━━ Data in this exercise ━━

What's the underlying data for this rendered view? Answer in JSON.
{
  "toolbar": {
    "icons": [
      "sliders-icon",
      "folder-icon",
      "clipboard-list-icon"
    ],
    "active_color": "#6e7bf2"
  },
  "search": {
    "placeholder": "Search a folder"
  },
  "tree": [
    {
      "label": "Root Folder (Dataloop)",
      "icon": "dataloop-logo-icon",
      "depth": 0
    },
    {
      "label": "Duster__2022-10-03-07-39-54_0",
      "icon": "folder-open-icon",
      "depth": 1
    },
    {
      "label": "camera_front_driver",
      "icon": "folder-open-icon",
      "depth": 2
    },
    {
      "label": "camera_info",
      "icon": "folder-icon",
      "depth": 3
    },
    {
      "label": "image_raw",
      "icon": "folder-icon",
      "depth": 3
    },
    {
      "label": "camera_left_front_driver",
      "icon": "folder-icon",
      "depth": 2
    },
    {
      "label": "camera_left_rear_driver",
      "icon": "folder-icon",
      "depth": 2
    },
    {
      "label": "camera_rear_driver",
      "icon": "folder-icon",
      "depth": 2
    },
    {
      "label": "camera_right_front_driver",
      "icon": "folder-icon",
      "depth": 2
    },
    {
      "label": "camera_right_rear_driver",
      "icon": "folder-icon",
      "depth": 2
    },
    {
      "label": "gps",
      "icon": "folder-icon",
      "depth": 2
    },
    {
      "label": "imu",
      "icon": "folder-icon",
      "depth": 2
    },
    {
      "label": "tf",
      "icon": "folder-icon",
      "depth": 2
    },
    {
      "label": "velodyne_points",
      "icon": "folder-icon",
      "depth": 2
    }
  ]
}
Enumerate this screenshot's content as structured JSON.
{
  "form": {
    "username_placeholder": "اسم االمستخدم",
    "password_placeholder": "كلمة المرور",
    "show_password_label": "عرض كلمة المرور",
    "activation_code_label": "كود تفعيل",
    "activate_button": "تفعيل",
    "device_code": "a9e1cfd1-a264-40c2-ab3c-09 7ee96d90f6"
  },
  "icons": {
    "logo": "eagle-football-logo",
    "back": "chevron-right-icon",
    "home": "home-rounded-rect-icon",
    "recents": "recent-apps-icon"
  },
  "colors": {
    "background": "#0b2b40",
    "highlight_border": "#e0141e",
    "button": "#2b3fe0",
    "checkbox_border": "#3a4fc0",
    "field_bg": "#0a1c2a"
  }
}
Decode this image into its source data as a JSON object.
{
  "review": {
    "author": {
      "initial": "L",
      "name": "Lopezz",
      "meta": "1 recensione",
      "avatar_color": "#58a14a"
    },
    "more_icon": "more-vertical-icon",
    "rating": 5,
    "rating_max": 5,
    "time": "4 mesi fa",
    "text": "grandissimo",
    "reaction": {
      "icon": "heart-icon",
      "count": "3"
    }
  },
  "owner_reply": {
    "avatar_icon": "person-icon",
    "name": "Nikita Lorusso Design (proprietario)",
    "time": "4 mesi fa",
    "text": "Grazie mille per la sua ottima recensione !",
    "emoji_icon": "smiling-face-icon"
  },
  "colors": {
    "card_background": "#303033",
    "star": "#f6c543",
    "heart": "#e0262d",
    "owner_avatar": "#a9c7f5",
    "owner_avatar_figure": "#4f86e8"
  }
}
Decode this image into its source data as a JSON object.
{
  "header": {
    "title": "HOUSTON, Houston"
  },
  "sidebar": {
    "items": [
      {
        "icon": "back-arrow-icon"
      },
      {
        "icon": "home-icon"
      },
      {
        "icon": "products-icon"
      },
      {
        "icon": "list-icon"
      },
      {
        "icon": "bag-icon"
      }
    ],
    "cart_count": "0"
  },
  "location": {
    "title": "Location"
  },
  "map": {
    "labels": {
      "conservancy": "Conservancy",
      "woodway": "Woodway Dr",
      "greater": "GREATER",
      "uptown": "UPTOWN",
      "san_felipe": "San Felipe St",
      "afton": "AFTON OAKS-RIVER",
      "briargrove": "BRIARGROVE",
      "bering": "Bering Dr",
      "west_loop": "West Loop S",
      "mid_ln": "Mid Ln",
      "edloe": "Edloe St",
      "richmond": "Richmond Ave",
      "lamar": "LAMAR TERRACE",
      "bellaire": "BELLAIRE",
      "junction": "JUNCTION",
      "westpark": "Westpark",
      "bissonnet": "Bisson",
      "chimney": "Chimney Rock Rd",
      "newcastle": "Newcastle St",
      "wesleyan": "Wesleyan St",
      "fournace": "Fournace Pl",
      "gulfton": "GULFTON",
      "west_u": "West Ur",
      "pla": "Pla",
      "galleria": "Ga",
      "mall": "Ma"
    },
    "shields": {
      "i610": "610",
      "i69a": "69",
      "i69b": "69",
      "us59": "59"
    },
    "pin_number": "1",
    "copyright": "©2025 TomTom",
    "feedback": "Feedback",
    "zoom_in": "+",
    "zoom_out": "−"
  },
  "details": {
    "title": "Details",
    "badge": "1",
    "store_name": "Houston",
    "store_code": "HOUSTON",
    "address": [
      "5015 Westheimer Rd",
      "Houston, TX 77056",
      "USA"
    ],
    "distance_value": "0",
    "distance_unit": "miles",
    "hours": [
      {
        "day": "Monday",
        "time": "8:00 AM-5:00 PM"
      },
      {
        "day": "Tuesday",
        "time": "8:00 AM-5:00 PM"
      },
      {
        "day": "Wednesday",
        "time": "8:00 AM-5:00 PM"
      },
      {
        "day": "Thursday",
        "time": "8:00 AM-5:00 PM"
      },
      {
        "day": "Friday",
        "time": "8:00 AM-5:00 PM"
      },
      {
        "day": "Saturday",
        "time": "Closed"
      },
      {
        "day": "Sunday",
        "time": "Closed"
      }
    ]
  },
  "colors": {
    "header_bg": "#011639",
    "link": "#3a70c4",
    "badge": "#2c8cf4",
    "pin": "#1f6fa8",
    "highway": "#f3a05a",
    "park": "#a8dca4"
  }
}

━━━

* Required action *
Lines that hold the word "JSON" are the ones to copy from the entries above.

* The answer *
What's the underlying data for this rendered view? Answer in JSON.
Enumerate this screenshot's content as structured JSON.
Decode this image into its source data as a JSON object.
Decode this image into its source data as a JSON object.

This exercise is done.